It was a beautiful, beautiful tradition and that kind of generosity in terms of hosting is rare now. It continued for a while at the Normans house and then, when they were unable to host it anymore. The wife, the mom, she died of cancer. And you know, there was a time there when they didn’t want to do it. And another home took over for them later on. I was an adult by that point, and that tradition continued for a while. It was such a warm memory for so many that they tried to keep it up, but it eventually died out after a while, because the neighborhood changed. That happens, you know, but it was charming, and one of the most delightful memories of my childhood. 

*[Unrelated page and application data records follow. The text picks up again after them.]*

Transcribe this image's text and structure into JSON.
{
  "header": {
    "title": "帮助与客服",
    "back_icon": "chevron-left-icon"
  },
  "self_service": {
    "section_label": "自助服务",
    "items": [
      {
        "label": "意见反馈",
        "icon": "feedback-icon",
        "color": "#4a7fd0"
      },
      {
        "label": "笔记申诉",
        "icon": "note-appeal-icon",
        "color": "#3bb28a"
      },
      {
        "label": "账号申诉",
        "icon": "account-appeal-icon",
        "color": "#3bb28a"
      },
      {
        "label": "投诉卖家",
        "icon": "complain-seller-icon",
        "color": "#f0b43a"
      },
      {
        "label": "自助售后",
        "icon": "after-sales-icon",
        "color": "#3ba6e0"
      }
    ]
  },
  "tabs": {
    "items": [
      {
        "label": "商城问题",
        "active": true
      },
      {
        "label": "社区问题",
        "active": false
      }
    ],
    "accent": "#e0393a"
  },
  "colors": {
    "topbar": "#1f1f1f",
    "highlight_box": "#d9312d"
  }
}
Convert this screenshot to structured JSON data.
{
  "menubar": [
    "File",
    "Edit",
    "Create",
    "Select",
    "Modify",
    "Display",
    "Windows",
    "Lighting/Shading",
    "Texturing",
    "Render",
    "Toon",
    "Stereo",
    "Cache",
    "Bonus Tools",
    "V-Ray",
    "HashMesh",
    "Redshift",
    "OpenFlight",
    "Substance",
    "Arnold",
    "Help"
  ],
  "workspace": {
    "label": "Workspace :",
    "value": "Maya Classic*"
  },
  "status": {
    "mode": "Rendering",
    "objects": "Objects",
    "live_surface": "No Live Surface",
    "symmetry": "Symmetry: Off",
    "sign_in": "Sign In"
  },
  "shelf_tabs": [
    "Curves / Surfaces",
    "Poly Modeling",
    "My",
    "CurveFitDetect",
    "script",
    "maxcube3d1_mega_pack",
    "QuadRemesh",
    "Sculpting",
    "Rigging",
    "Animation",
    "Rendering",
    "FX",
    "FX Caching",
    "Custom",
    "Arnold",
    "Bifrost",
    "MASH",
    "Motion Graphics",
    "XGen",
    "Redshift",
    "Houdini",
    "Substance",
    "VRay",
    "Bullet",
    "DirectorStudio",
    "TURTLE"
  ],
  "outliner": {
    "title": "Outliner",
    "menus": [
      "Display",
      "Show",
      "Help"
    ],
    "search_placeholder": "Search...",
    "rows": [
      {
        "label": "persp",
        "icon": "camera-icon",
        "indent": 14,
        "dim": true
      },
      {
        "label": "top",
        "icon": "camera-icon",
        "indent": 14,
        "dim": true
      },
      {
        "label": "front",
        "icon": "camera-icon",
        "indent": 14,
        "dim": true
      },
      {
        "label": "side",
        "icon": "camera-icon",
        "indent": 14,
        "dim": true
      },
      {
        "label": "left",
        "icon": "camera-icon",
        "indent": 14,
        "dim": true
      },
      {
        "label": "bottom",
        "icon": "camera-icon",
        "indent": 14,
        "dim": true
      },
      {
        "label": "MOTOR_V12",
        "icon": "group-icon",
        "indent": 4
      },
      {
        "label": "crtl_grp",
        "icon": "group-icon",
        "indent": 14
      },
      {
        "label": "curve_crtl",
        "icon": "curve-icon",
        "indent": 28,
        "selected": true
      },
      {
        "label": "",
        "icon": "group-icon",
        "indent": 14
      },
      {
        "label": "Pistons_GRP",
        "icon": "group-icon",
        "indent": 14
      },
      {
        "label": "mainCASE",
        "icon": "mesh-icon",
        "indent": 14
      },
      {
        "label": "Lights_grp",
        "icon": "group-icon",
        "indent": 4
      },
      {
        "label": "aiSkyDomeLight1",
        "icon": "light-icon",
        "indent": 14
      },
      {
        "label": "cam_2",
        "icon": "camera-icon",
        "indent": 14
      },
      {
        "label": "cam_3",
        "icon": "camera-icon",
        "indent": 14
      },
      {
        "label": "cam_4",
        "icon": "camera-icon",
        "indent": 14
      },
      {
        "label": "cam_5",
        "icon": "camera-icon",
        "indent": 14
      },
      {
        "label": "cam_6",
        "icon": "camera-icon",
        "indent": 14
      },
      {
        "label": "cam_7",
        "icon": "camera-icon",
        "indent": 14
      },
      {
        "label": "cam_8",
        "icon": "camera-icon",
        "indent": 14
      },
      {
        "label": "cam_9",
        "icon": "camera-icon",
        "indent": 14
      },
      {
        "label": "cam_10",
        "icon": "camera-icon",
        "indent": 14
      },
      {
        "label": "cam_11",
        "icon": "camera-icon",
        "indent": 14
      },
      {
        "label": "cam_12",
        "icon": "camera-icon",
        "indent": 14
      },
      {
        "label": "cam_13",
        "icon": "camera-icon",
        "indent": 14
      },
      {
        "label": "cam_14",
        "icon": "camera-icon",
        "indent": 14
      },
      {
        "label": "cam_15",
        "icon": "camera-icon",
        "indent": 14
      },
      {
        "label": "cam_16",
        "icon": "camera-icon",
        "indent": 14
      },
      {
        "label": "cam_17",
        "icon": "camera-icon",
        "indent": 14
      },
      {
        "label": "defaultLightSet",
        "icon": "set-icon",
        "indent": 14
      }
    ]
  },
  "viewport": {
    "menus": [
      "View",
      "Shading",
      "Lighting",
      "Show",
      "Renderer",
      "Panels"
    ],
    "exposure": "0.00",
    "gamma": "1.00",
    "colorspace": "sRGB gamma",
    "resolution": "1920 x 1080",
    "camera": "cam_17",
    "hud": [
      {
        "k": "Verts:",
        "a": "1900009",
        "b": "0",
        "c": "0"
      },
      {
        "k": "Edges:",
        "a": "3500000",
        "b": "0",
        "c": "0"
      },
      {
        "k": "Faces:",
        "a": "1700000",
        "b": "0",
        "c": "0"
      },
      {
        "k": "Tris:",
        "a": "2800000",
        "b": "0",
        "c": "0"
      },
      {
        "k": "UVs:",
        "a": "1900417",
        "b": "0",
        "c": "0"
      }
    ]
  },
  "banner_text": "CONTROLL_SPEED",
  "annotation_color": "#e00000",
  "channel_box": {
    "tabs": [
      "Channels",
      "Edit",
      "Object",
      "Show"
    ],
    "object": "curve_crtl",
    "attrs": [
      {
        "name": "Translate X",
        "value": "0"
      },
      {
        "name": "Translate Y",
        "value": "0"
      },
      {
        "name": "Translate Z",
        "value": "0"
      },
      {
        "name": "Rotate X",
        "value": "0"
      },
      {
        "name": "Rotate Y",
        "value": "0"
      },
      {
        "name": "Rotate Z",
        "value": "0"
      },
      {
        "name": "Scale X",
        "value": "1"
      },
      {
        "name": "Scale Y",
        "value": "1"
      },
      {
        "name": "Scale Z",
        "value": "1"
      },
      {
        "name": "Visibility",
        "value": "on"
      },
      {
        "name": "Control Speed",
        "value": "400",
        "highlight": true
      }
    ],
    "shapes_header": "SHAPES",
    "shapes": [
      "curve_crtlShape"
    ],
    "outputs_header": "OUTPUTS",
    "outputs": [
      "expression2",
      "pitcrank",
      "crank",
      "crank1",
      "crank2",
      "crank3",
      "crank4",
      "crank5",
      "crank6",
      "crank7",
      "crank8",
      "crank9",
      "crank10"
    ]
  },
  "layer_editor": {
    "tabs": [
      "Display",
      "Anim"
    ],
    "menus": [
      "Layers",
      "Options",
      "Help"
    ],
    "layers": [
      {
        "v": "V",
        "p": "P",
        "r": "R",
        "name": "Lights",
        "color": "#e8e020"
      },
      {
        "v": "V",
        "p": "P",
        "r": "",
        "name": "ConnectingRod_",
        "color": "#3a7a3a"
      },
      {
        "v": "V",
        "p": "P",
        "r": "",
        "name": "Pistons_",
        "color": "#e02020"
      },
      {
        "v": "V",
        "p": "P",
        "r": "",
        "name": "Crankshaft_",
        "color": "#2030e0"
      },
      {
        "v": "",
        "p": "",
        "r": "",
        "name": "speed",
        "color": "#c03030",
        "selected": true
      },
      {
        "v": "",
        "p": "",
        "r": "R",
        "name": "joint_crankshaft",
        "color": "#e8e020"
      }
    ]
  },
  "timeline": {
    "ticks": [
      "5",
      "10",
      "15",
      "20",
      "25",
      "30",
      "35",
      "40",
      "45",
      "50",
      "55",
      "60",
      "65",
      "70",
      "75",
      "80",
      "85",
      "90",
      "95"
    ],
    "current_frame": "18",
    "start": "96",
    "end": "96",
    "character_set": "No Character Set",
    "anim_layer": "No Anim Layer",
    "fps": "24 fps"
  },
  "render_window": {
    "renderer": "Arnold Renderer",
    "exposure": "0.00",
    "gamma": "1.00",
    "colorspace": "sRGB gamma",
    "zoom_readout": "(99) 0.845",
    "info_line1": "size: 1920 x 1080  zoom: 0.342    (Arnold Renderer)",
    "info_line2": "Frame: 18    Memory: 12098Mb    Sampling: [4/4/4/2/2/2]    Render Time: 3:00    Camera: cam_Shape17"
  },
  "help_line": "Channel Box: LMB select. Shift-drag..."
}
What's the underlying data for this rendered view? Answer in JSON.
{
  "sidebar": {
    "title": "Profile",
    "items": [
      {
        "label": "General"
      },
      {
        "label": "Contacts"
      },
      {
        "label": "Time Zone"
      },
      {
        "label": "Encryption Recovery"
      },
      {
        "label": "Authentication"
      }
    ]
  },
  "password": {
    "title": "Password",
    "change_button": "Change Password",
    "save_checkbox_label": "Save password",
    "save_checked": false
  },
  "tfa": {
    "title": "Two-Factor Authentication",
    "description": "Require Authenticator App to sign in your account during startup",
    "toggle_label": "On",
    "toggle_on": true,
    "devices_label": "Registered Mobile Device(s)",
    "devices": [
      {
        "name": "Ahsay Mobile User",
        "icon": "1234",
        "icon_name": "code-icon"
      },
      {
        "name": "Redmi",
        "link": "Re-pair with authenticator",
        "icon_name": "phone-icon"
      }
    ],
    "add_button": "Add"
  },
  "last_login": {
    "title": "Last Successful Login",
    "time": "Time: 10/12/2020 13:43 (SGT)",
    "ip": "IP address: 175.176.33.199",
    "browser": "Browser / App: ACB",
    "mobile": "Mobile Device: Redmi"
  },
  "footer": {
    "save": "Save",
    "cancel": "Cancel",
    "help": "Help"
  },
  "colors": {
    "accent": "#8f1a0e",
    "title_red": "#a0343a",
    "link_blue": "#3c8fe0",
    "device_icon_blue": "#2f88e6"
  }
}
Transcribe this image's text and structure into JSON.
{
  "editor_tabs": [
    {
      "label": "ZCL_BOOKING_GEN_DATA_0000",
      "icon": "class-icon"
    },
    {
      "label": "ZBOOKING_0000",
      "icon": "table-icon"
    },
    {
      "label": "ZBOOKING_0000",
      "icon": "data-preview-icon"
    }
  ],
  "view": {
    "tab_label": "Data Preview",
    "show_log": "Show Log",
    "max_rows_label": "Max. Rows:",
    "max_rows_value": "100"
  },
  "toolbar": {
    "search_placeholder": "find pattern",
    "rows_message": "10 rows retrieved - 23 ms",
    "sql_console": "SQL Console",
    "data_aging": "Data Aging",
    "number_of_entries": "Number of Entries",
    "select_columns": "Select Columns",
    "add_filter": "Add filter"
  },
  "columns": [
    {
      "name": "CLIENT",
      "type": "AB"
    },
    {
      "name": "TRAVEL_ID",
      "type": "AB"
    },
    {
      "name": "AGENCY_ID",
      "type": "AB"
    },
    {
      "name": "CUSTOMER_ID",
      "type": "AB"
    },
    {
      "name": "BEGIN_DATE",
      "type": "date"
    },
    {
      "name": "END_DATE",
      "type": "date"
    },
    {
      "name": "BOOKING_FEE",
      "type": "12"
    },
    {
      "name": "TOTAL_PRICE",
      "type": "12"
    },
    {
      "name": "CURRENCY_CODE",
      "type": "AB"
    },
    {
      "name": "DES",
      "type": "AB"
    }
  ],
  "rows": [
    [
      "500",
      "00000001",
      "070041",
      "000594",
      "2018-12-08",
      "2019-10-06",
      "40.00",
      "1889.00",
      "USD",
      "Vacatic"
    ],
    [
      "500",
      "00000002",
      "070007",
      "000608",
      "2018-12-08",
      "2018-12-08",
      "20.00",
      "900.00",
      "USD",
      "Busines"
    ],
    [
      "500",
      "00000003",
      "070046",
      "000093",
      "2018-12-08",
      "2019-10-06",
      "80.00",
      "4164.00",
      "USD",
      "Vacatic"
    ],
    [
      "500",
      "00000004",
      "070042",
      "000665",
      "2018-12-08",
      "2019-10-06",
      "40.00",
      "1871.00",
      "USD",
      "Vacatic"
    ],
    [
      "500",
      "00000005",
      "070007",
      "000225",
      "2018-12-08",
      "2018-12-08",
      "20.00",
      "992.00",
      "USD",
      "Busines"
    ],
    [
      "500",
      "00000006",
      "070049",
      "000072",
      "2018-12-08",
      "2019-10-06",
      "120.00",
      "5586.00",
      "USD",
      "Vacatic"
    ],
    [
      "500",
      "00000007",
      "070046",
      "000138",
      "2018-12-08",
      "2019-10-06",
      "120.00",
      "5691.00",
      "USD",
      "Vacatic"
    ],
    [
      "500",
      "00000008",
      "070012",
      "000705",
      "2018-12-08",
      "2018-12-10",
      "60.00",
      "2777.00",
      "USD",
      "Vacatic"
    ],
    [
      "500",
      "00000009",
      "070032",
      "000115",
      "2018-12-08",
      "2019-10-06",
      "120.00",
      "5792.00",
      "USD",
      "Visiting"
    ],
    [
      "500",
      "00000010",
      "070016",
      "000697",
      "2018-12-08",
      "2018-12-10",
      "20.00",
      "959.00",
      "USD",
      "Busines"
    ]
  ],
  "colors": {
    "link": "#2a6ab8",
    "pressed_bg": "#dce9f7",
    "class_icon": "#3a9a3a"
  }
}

Thank you for joining me in this memory. And I hope that in the next week or so you are building beautiful holiday memories together with your loved ones as well. Blessings and I’ll see you next time.

Published by dianathebard

Podcasting about growing up in the Hudson Valley in the 60s and 70s, falling in love, raising kids, getting divorced and being a free and creative world traveler!

Leave a Reply

Fill in your details below or click an icon to log in:

WordPress.com Logo

You are commenting using your WordPress.com account. Log Out /  Change )

Twitter picture

You are commenting using your Twitter account. Log Out /  Change )

Facebook photo

You are commenting using your Facebook account. Log Out /  Change )

Connecting to %s

%d bloggers like this: